(Directions for this task): Would you print the records below word for word, without the pictures?

(Provided entries):

* * * * * * *

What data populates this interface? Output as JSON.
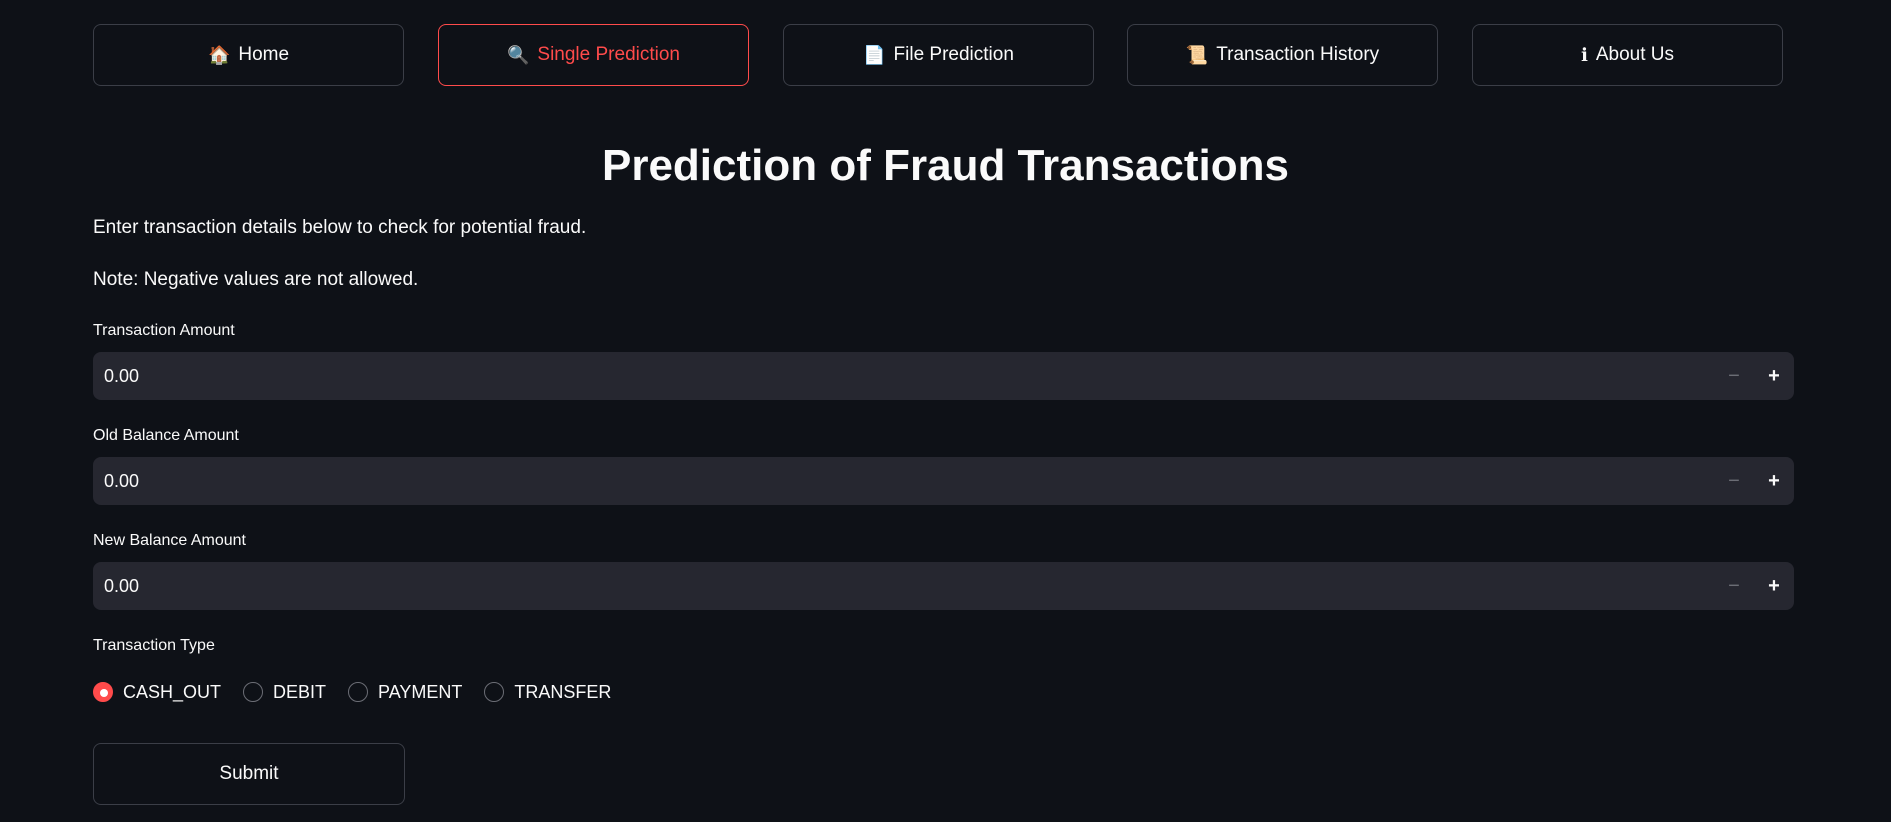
{
  "nav": {
    "home": {
      "icon": "🏠",
      "label": "Home"
    },
    "single_prediction": {
      "icon": "🔍",
      "label": "Single Prediction"
    },
    "file_prediction": {
      "icon": "📄",
      "label": "File Prediction"
    },
    "transaction_history": {
      "icon": "📜",
      "label": "Transaction History"
    },
    "about_us": {
      "icon": "ℹ",
      "label": "About Us"
    }
  },
  "active_tab": "Single Prediction",
  "accent_color": "#ff4b4b",
  "title": "Prediction of Fraud Transactions",
  "intro_text": "Enter transaction details below to check for potential fraud.",
  "note_text": "Note: Negative values are not allowed.",
  "fields": {
    "transaction_amount": {
      "label": "Transaction Amount",
      "value": "0.00"
    },
    "old_balance": {
      "label": "Old Balance Amount",
      "value": "0.00"
    },
    "new_balance": {
      "label": "New Balance Amount",
      "value": "0.00"
    }
  },
  "stepper": {
    "minus": "−",
    "plus": "+"
  },
  "transaction_type": {
    "label": "Transaction Type",
    "options": [
      "CASH_OUT",
      "DEBIT",
      "PAYMENT",
      "TRANSFER"
    ],
    "selected": "CASH_OUT"
  },
  "submit_label": "Submit"
}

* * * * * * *

(Finished exercise):
What data populates this interface? Output as JSON.
{
  "nav": {
    "home": {
      "icon": "🏠",
      "label": "Home"
    },
    "single_prediction": {
      "icon": "🔍",
      "label": "Single Prediction"
    },
    "file_prediction": {
      "icon": "📄",
      "label": "File Prediction"
    },
    "transaction_history": {
      "icon": "📜",
      "label": "Transaction History"
    },
    "about_us": {
      "icon": "ℹ",
      "label": "About Us"
    }
  },
  "active_tab": "Single Prediction",
  "accent_color": "#ff4b4b",
  "title": "Prediction of Fraud Transactions",
  "intro_text": "Enter transaction details below to check for potential fraud.",
  "note_text": "Note: Negative values are not allowed.",
  "fields": {
    "transaction_amount": {
      "label": "Transaction Amount",
      "value": "0.00"
    },
    "old_balance": {
      "label": "Old Balance Amount",
      "value": "0.00"
    },
    "new_balance": {
      "label": "New Balance Amount",
      "value": "0.00"
    }
  },
  "stepper": {
    "minus": "−",
    "plus": "+"
  },
  "transaction_type": {
    "label": "Transaction Type",
    "options": [
      "CASH_OUT",
      "DEBIT",
      "PAYMENT",
      "TRANSFER"
    ],
    "selected": "CASH_OUT"
  },
  "submit_label": "Submit"
}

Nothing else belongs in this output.